See it at http://kde-apps.org/content/show.php?content=23981

Next on the list: a good way to edit options in all the /etc/*.conf files from a Control Center module. Also, someone needs to add a verbose feature to Kynaptic Package Manager, and a sources.list editor dialogue.

More Fun with Kubuntu

This is a continuation of my original Kubuntu usability post. I’ve dived much deeper into Kubuntu juice now. Here are some fun things I have working:

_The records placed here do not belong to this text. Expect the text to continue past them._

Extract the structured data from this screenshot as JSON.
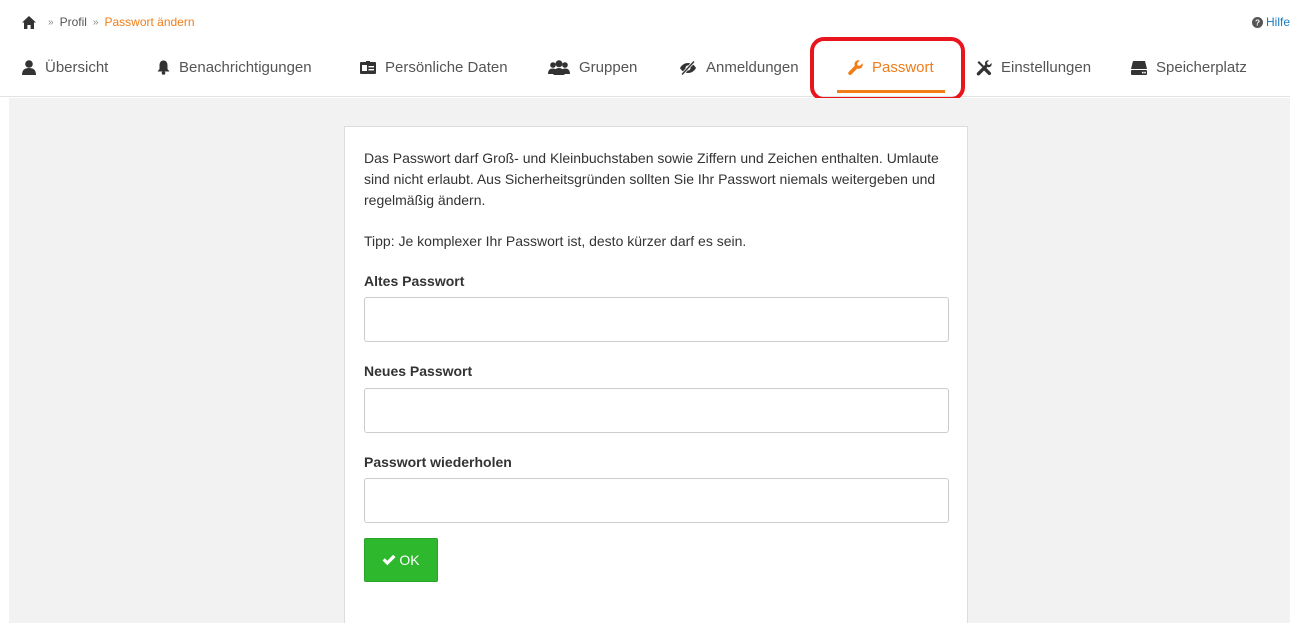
{
  "breadcrumb": {
    "home_icon": "home-icon",
    "separator": "»",
    "items": [
      "Profil",
      "Passwort ändern"
    ]
  },
  "help": {
    "label": "Hilfe",
    "icon": "question-circle-icon"
  },
  "tabs": [
    {
      "label": "Übersicht",
      "icon": "user-icon",
      "active": false
    },
    {
      "label": "Benachrichtigungen",
      "icon": "bell-icon",
      "active": false
    },
    {
      "label": "Persönliche Daten",
      "icon": "id-card-icon",
      "active": false
    },
    {
      "label": "Gruppen",
      "icon": "group-icon",
      "active": false
    },
    {
      "label": "Anmeldungen",
      "icon": "eye-slash-icon",
      "active": false
    },
    {
      "label": "Passwort",
      "icon": "wrench-icon",
      "active": true
    },
    {
      "label": "Einstellungen",
      "icon": "tools-icon",
      "active": false
    },
    {
      "label": "Speicherplatz",
      "icon": "hdd-icon",
      "active": false
    }
  ],
  "form": {
    "intro": "Das Passwort darf Groß- und Kleinbuchstaben sowie Ziffern und Zeichen enthalten. Umlaute sind nicht erlaubt. Aus Sicherheitsgründen sollten Sie Ihr Passwort niemals weitergeben und regelmäßig ändern.",
    "tip": "Tipp: Je komplexer Ihr Passwort ist, desto kürzer darf es sein.",
    "old_password": {
      "label": "Altes Passwort",
      "value": ""
    },
    "new_password": {
      "label": "Neues Passwort",
      "value": ""
    },
    "repeat_password": {
      "label": "Passwort wiederholen",
      "value": ""
    },
    "submit_label": "OK",
    "submit_icon": "checkmark-icon"
  },
  "colors": {
    "accent": "#f07d1a",
    "link": "#1a7bc1",
    "ok_button": "#2eb82e",
    "annotation": "#e8151d",
    "content_bg": "#f2f2f2"
  }
}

  • DVD Video playback, with full 5.1 audio, in Kaffeine
  • Media playback on the Internet, such as Apple’s Trailers and NPR Radio. However, media only plays embedded in Konqueror. Firefox opens Kaffeine (and then crashes – don’t worry, I filed a bug). I think to solve this we need a working generic xine plugin for Firefox. That way Ubuntu users don’t have to wait for a totem-mozilla plugin, and Kubuntu users can stop worrying about Firefox crashes.
  • Full 3D acceleration, using an ATI 9700 Pro. Some people in the forums have said that I won’t be able to use compositing with 3D acceleration enabled, especially on an ATI. But we shall see.
  • digiKam – a great photo organizer for my wife. It accesses all her photos on a FAT32 partition shared with Windows.
  • DOSBox – I can now play all my favorite abandonware, such as King’s Quest, Space Quest, Duke Nukem, and Cosmo’s Cosmic Adventure.
  • ZSnes – I can play all my old ROM images. Hurray! Although now I really need to find good NES/Genesis/TurboGrafx emulators.
  • BibleTime – Bible study software
  • Asaph – A Java-based worship database
  • Scribus – Desktop publishing software

However, here are some areas that need a lot of work:

  • Kynaptic needs a serious overhaul so that it more closely matches Synaptic. I want to be able to see what repository a package is from, and I also want to be able to see the packages sorted by how they are laid out on the KMenu. There also needs to be an update notifier that can sit in the system tray.
  • The package makers need to remove all the unnecessary GNOME requirements from the Firefox package.
  • Can we get Gecko into Konqueror? If so, maybe we can forget this Firefox business.
  • gtk-engines-gtk-qt needs to be on the default installation, possibly with the Clearlooks Crystal theme applied, so that when an unsuspecting user installs a GNOME app, he doesn’t know the difference.
  • There are a few KDE Improvements (kio-locate, kio-ipod, etc.) that have made it high on the list at kde-apps.org and should be considered for default inclusion.
  • OpenOffice.org looks awful. Please, please, please recompile it using the KDE OpenOffice project’s build. That one uses KDE widgets, themes, and dialogs. We’re a KDE distro, right?
  • amaroK needs to add iPod shuffle support.
  • Is Krita in universe? If not, it makes a decent KDE Gimp replacement.
  • That’s all for now, folks. Tootles!

Ubuntu Review

DistroWatch just announced this Ubuntu review on a weblog: “Ubuntu is the latest and greatest operating system built on the Linux kernel, Gnome, the GNU utilities, and the Debian packaging system. Ubuntu 5.04, otherwise known as “Hoary Hedgehog”, was released a little over 48 hours ago. It is the first Linux-based system I have encountered that is tolerable enough for me to use for everyday work. That is a great achievement. But Ubuntu is still rife with design flaws, some of them severe.” Read the full article “My first 48 hours enduring Ubuntu 5.04”.

“This one is pretty realistic, and shows standard bugs inherent in most mainstream Linux distros today.”

It also has a surprise ending. Enjoy.